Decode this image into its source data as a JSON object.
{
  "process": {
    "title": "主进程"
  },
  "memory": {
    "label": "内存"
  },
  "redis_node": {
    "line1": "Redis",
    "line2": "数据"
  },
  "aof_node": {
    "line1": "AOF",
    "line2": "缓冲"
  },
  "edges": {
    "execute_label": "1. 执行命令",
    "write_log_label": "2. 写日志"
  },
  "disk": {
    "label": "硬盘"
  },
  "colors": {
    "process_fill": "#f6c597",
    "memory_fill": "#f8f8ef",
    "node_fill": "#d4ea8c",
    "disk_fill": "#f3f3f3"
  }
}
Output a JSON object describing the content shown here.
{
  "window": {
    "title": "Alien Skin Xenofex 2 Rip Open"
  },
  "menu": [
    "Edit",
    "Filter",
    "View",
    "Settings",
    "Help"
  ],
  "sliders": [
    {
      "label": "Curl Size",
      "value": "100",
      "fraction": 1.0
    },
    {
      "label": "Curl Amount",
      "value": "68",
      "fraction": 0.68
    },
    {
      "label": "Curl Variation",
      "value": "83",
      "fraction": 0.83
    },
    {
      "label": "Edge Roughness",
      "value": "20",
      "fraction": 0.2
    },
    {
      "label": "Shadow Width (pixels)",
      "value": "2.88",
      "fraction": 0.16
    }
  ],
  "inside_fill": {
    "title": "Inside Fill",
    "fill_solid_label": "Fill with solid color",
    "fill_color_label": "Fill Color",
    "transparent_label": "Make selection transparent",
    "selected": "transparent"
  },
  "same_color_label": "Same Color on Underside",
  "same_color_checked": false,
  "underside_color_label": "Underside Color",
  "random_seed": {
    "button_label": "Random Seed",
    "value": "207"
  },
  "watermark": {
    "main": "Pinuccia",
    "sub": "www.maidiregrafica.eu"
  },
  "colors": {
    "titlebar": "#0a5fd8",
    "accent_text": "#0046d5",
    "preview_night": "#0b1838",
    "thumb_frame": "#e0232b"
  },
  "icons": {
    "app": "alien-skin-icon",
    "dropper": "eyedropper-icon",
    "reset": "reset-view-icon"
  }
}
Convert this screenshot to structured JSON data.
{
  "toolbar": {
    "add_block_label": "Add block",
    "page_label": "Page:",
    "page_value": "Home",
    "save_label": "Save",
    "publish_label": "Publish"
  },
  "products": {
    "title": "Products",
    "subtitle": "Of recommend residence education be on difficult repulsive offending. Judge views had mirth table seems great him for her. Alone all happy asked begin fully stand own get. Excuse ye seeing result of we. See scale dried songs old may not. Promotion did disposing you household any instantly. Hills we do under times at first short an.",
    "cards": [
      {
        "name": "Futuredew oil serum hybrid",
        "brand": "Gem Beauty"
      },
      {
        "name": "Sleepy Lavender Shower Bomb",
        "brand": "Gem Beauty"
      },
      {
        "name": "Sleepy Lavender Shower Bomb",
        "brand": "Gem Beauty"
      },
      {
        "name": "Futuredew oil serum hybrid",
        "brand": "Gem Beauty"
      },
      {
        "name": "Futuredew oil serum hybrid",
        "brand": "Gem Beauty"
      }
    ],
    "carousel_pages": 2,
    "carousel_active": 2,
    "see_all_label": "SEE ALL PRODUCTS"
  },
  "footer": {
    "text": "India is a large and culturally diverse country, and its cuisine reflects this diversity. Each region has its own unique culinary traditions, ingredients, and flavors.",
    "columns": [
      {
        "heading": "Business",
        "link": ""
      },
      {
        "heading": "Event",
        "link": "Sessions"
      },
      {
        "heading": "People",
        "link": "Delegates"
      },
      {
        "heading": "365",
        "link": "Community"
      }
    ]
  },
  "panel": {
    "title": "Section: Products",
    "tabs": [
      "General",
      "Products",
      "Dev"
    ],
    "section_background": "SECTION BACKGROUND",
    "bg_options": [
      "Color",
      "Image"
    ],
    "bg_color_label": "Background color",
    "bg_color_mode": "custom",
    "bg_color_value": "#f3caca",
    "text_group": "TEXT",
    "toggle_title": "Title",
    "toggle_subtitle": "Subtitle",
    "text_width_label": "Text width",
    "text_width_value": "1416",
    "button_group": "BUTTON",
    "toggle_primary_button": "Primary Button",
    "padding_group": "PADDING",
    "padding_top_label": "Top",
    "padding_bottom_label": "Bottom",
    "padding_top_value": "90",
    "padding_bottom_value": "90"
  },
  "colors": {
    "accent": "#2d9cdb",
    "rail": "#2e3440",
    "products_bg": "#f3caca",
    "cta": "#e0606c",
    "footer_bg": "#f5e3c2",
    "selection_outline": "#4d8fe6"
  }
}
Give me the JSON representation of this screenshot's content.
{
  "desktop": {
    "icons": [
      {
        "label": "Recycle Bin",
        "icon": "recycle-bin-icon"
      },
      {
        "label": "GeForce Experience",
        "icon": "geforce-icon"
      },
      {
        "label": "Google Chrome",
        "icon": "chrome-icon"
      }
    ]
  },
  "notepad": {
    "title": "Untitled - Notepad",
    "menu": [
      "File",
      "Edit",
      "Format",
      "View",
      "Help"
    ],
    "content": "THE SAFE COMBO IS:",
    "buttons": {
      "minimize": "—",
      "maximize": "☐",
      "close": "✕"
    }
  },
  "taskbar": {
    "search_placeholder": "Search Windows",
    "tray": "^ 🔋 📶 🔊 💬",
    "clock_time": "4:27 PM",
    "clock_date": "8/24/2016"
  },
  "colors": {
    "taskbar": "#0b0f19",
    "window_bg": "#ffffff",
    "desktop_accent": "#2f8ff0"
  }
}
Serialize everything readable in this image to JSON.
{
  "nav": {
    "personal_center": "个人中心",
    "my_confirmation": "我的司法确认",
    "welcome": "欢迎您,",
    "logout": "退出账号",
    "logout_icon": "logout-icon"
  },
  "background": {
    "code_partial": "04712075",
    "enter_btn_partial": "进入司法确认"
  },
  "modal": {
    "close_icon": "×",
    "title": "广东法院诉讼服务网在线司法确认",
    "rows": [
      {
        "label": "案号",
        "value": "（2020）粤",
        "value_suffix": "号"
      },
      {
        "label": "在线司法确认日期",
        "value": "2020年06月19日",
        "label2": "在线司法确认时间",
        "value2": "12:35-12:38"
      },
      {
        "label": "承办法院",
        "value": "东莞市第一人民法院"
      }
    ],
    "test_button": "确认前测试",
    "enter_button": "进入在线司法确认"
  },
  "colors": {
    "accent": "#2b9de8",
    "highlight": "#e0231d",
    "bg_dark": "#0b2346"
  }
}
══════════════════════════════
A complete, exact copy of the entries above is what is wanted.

- _Result of this exercise_:
Decode this image into its source data as a JSON object.
{
  "process": {
    "title": "主进程"
  },
  "memory": {
    "label": "内存"
  },
  "redis_node": {
    "line1": "Redis",
    "line2": "数据"
  },
  "aof_node": {
    "line1": "AOF",
    "line2": "缓冲"
  },
  "edges": {
    "execute_label": "1. 执行命令",
    "write_log_label": "2. 写日志"
  },
  "disk": {
    "label": "硬盘"
  },
  "colors": {
    "process_fill": "#f6c597",
    "memory_fill": "#f8f8ef",
    "node_fill": "#d4ea8c",
    "disk_fill": "#f3f3f3"
  }
}
Output a JSON object describing the content shown here.
{
  "window": {
    "title": "Alien Skin Xenofex 2 Rip Open"
  },
  "menu": [
    "Edit",
    "Filter",
    "View",
    "Settings",
    "Help"
  ],
  "sliders": [
    {
      "label": "Curl Size",
      "value": "100",
      "fraction": 1.0
    },
    {
      "label": "Curl Amount",
      "value": "68",
      "fraction": 0.68
    },
    {
      "label": "Curl Variation",
      "value": "83",
      "fraction": 0.83
    },
    {
      "label": "Edge Roughness",
      "value": "20",
      "fraction": 0.2
    },
    {
      "label": "Shadow Width (pixels)",
      "value": "2.88",
      "fraction": 0.16
    }
  ],
  "inside_fill": {
    "title": "Inside Fill",
    "fill_solid_label": "Fill with solid color",
    "fill_color_label": "Fill Color",
    "transparent_label": "Make selection transparent",
    "selected": "transparent"
  },
  "same_color_label": "Same Color on Underside",
  "same_color_checked": false,
  "underside_color_label": "Underside Color",
  "random_seed": {
    "button_label": "Random Seed",
    "value": "207"
  },
  "watermark": {
    "main": "Pinuccia",
    "sub": "www.maidiregrafica.eu"
  },
  "colors": {
    "titlebar": "#0a5fd8",
    "accent_text": "#0046d5",
    "preview_night": "#0b1838",
    "thumb_frame": "#e0232b"
  },
  "icons": {
    "app": "alien-skin-icon",
    "dropper": "eyedropper-icon",
    "reset": "reset-view-icon"
  }
}
Convert this screenshot to structured JSON data.
{
  "toolbar": {
    "add_block_label": "Add block",
    "page_label": "Page:",
    "page_value": "Home",
    "save_label": "Save",
    "publish_label": "Publish"
  },
  "products": {
    "title": "Products",
    "subtitle": "Of recommend residence education be on difficult repulsive offending. Judge views had mirth table seems great him for her. Alone all happy asked begin fully stand own get. Excuse ye seeing result of we. See scale dried songs old may not. Promotion did disposing you household any instantly. Hills we do under times at first short an.",
    "cards": [
      {
        "name": "Futuredew oil serum hybrid",
        "brand": "Gem Beauty"
      },
      {
        "name": "Sleepy Lavender Shower Bomb",
        "brand": "Gem Beauty"
      },
      {
        "name": "Sleepy Lavender Shower Bomb",
        "brand": "Gem Beauty"
      },
      {
        "name": "Futuredew oil serum hybrid",
        "brand": "Gem Beauty"
      },
      {
        "name": "Futuredew oil serum hybrid",
        "brand": "Gem Beauty"
      }
    ],
    "carousel_pages": 2,
    "carousel_active": 2,
    "see_all_label": "SEE ALL PRODUCTS"
  },
  "footer": {
    "text": "India is a large and culturally diverse country, and its cuisine reflects this diversity. Each region has its own unique culinary traditions, ingredients, and flavors.",
    "columns": [
      {
        "heading": "Business",
        "link": ""
      },
      {
        "heading": "Event",
        "link": "Sessions"
      },
      {
        "heading": "People",
        "link": "Delegates"
      },
      {
        "heading": "365",
        "link": "Community"
      }
    ]
  },
  "panel": {
    "title": "Section: Products",
    "tabs": [
      "General",
      "Products",
      "Dev"
    ],
    "section_background": "SECTION BACKGROUND",
    "bg_options": [
      "Color",
      "Image"
    ],
    "bg_color_label": "Background color",
    "bg_color_mode": "custom",
    "bg_color_value": "#f3caca",
    "text_group": "TEXT",
    "toggle_title": "Title",
    "toggle_subtitle": "Subtitle",
    "text_width_label": "Text width",
    "text_width_value": "1416",
    "button_group": "BUTTON",
    "toggle_primary_button": "Primary Button",
    "padding_group": "PADDING",
    "padding_top_label": "Top",
    "padding_bottom_label": "Bottom",
    "padding_top_value": "90",
    "padding_bottom_value": "90"
  },
  "colors": {
    "accent": "#2d9cdb",
    "rail": "#2e3440",
    "products_bg": "#f3caca",
    "cta": "#e0606c",
    "footer_bg": "#f5e3c2",
    "selection_outline": "#4d8fe6"
  }
}
Give me the JSON representation of this screenshot's content.
{
  "desktop": {
    "icons": [
      {
        "label": "Recycle Bin",
        "icon": "recycle-bin-icon"
      },
      {
        "label": "GeForce Experience",
        "icon": "geforce-icon"
      },
      {
        "label": "Google Chrome",
        "icon": "chrome-icon"
      }
    ]
  },
  "notepad": {
    "title": "Untitled - Notepad",
    "menu": [
      "File",
      "Edit",
      "Format",
      "View",
      "Help"
    ],
    "content": "THE SAFE COMBO IS:",
    "buttons": {
      "minimize": "—",
      "maximize": "☐",
      "close": "✕"
    }
  },
  "taskbar": {
    "search_placeholder": "Search Windows",
    "tray": "^ 🔋 📶 🔊 💬",
    "clock_time": "4:27 PM",
    "clock_date": "8/24/2016"
  },
  "colors": {
    "taskbar": "#0b0f19",
    "window_bg": "#ffffff",
    "desktop_accent": "#2f8ff0"
  }
}
Serialize everything readable in this image to JSON.
{
  "nav": {
    "personal_center": "个人中心",
    "my_confirmation": "我的司法确认",
    "welcome": "欢迎您,",
    "logout": "退出账号",
    "logout_icon": "logout-icon"
  },
  "background": {
    "code_partial": "04712075",
    "enter_btn_partial": "进入司法确认"
  },
  "modal": {
    "close_icon": "×",
    "title": "广东法院诉讼服务网在线司法确认",
    "rows": [
      {
        "label": "案号",
        "value": "（2020）粤",
        "value_suffix": "号"
      },
      {
        "label": "在线司法确认日期",
        "value": "2020年06月19日",
        "label2": "在线司法确认时间",
        "value2": "12:35-12:38"
      },
      {
        "label": "承办法院",
        "value": "东莞市第一人民法院"
      }
    ],
    "test_button": "确认前测试",
    "enter_button": "进入在线司法确认"
  },
  "colors": {
    "accent": "#2b9de8",
    "highlight": "#e0231d",
    "bg_dark": "#0b2346"
  }
}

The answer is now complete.